Billy Graham has died. He was 99.
I’m sure there will be a colossal waste of bandwidth writing about him today.
I suppose the world is now a better place because he’s left it.
Connie Hoge (née Constance Ann Potter) died at 6:16 pm this evening in home hospice care after a brief struggle with a recurrence of metastatic breast cancer. She was 62.

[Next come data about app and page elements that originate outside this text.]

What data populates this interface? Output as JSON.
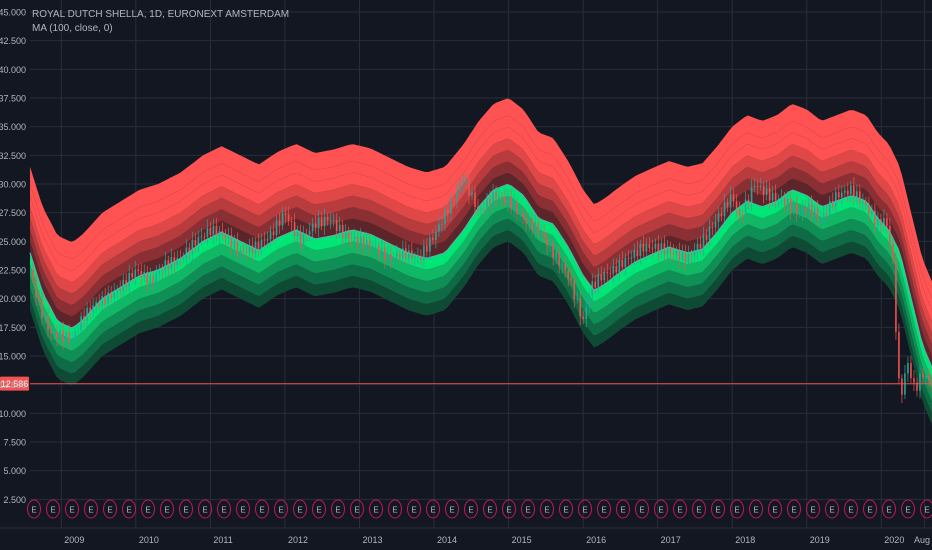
{
  "chart_data": {
    "type": "line",
    "title": "ROYAL DUTCH SHELLA, 1D, EURONEXT AMSTERDAM",
    "indicator": "MA (100, close, 0)",
    "ylim": [
      0,
      45
    ],
    "y_ticks": [
      "2.500",
      "5.000",
      "7.500",
      "10.000",
      "12.500",
      "15.000",
      "17.500",
      "20.000",
      "22.500",
      "25.000",
      "27.500",
      "30.000",
      "32.500",
      "35.000",
      "37.500",
      "40.000",
      "42.500",
      "45.000"
    ],
    "y_tick_values": [
      2.5,
      5,
      7.5,
      10,
      12.5,
      15,
      17.5,
      20,
      22.5,
      25,
      27.5,
      30,
      32.5,
      35,
      37.5,
      40,
      42.5,
      45
    ],
    "x_labels": [
      "2009",
      "2010",
      "2011",
      "2012",
      "2013",
      "2014",
      "2015",
      "2016",
      "2017",
      "2018",
      "2019",
      "2020",
      "Aug"
    ],
    "x_label_dates": [
      2009.0,
      2010.0,
      2011.0,
      2012.0,
      2013.0,
      2014.0,
      2015.0,
      2016.0,
      2017.0,
      2018.0,
      2019.0,
      2020.0,
      2020.58
    ],
    "x_range": [
      2008.58,
      2020.68
    ],
    "price_label": "12.586",
    "price_value": 12.586,
    "grid": true,
    "earnings_marker_glyph": "E",
    "earnings_count": 48,
    "colors": {
      "background": "#131722",
      "grid": "#2a2e39",
      "axis_text": "#b2b5be",
      "price_line": "#f05350",
      "ma_line": "#4db6ac",
      "candle_up": "#26a69a",
      "candle_down": "#ef5350",
      "bands_red": [
        "#ff5252",
        "#e04848",
        "#b83b3e",
        "#8a3034",
        "#5b252a"
      ],
      "bands_green": [
        "#0f4a35",
        "#0f6b45",
        "#0f8f56",
        "#10b866",
        "#00e676"
      ],
      "earnings_marker": "#c2185b"
    },
    "ma_series": {
      "x": [
        2008.58,
        2008.75,
        2008.95,
        2009.15,
        2009.3,
        2009.55,
        2009.8,
        2010.05,
        2010.3,
        2010.6,
        2010.9,
        2011.15,
        2011.4,
        2011.65,
        2011.9,
        2012.15,
        2012.4,
        2012.65,
        2012.9,
        2013.15,
        2013.4,
        2013.65,
        2013.9,
        2014.15,
        2014.4,
        2014.6,
        2014.8,
        2015.0,
        2015.2,
        2015.4,
        2015.6,
        2015.8,
        2016.0,
        2016.15,
        2016.3,
        2016.5,
        2016.7,
        2016.9,
        2017.15,
        2017.4,
        2017.6,
        2017.8,
        2018.0,
        2018.2,
        2018.4,
        2018.6,
        2018.8,
        2019.0,
        2019.2,
        2019.4,
        2019.6,
        2019.8,
        2019.95,
        2020.1,
        2020.25,
        2020.4,
        2020.55,
        2020.68
      ],
      "y": [
        24.0,
        20.5,
        18.0,
        17.4,
        18.2,
        20.0,
        21.0,
        22.0,
        22.5,
        23.5,
        25.0,
        25.8,
        25.0,
        24.2,
        25.3,
        26.0,
        25.2,
        25.5,
        26.0,
        25.6,
        24.8,
        24.0,
        23.5,
        24.0,
        26.0,
        28.0,
        29.5,
        30.0,
        29.0,
        27.0,
        26.5,
        24.5,
        22.0,
        20.7,
        21.3,
        22.3,
        23.2,
        23.8,
        24.5,
        24.0,
        24.3,
        25.8,
        27.5,
        28.5,
        28.0,
        28.5,
        29.5,
        29.0,
        28.0,
        28.5,
        29.0,
        28.5,
        27.0,
        26.0,
        24.0,
        20.0,
        16.0,
        14.0
      ]
    },
    "band_offsets": [
      -5.0,
      -4.0,
      -3.0,
      -2.0,
      -1.0,
      0,
      1.0,
      2.0,
      3.0,
      4.0,
      5.0,
      6.0,
      7.5
    ],
    "price_series": {
      "x": [
        2008.58,
        2008.7,
        2008.85,
        2009.0,
        2009.15,
        2009.3,
        2009.45,
        2009.6,
        2009.8,
        2010.0,
        2010.2,
        2010.4,
        2010.6,
        2010.8,
        2011.0,
        2011.2,
        2011.4,
        2011.6,
        2011.8,
        2012.0,
        2012.2,
        2012.4,
        2012.6,
        2012.8,
        2013.0,
        2013.2,
        2013.4,
        2013.6,
        2013.8,
        2014.0,
        2014.2,
        2014.4,
        2014.6,
        2014.8,
        2015.0,
        2015.2,
        2015.4,
        2015.6,
        2015.8,
        2016.0,
        2016.1,
        2016.25,
        2016.4,
        2016.6,
        2016.8,
        2017.0,
        2017.2,
        2017.4,
        2017.6,
        2017.8,
        2018.0,
        2018.1,
        2018.3,
        2018.5,
        2018.7,
        2018.9,
        2019.0,
        2019.2,
        2019.4,
        2019.6,
        2019.8,
        2019.95,
        2020.05,
        2020.15,
        2020.2,
        2020.25,
        2020.35,
        2020.45,
        2020.55,
        2020.68
      ],
      "y": [
        22.5,
        19.5,
        17.0,
        16.8,
        16.5,
        18.5,
        19.5,
        20.0,
        21.0,
        22.5,
        21.5,
        23.0,
        23.5,
        25.0,
        26.0,
        25.5,
        24.0,
        24.5,
        25.5,
        27.5,
        25.0,
        26.5,
        27.0,
        25.5,
        25.0,
        24.5,
        23.5,
        24.0,
        23.5,
        25.5,
        28.0,
        30.5,
        27.5,
        29.0,
        28.5,
        27.0,
        26.0,
        24.0,
        22.0,
        18.0,
        21.0,
        22.0,
        22.5,
        23.5,
        24.5,
        24.5,
        24.0,
        23.5,
        25.0,
        27.0,
        29.0,
        27.0,
        30.0,
        29.0,
        28.5,
        27.5,
        28.0,
        27.0,
        29.0,
        29.5,
        28.0,
        26.5,
        27.0,
        24.0,
        17.0,
        11.0,
        14.5,
        12.0,
        13.5,
        12.6
      ]
    }
  }
}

Connie received a B. A. degree in Audio Production from Indiana University in 1977. She was the first person to graduate from that program at IU. When she died, she was pursuing a Master’s Degree in Landscape Architecture from the University of Maryland. In between, she enjoyed several careers. She worked as a recording engineer in Nashville with several gold and platinum records to her credit and was the founding Vice Chairman of the Nashville Section of the Audio Engineering Society. She was the founding Director of the Williams-Sonoma Cooking School in Costa Mesa, California, and operated the Westminster’s Personal Chef home cooking service for several years. She was a beekeeper, a Master Gardener and Flower Show Judge. Connie was Chairman of the Carroll County, Maryland, Forest Conservancy Board, and a member of the Maryland Governor’s Sustainable Forestry Commission. She was a member of Westminster Church of Christ and active in several of the congregation’s ministries.
She is survived by her husband W. J. J. Hoge and son William Hoge, IV, both of Westminster, Maryland; her brother, Robert E. Potter, III, of Illinois; her half-sisters, Mary Olson-Menzel of New York and Patricia Davis of Illinois; her step-sister, Sondra Jean Witsman of Kansas; and her step-brother, John Richard Potter of Montana.
The funeral will be held at Roger’s Funeral Home in Jasper, Tennessee, with burial in the Hoge Cemetery. Arrangement are incomplete for now. A memorial service in Westminster, Maryland, will be held at a later date.
Memorial donations may be made to the Connie Hoge Memorial Fund for benefit of the Natural Resources Career Camp.
UPDATE—How I Met Mrs. Hoge
Leon Russell died in his sleep on Sunday at his home near Nashville. He was 74.
Almost every time that I saw him, we were on opposite sides of the glass. I was usually in a control room, but the last time, the glass was the windshield of Leon’s car. He almost ran over me one day in the early ’80s while I was crossing 19th Ave. South from Marchetti’s (a restaurant) to Nicholson’s (a audio equipment store).
Phyllis Schlafly has died. She was 92. She is probably best known as a leader in the movement to defeat the proposed Equal Rights Amendment in the ’70s and ’80s, but she was an important conservative activist supporting may other causes.
Winfield Scott “Scotty” Moore, best known for his work as the lead guitarist on Elvis Presley’s first hits, has died at his home in Nashville. Scotty was 84.
By the time I got to know Scotty, he was working more as recording engineer than a guitarist, but his musicianship was evident on both sides of the double-glass window.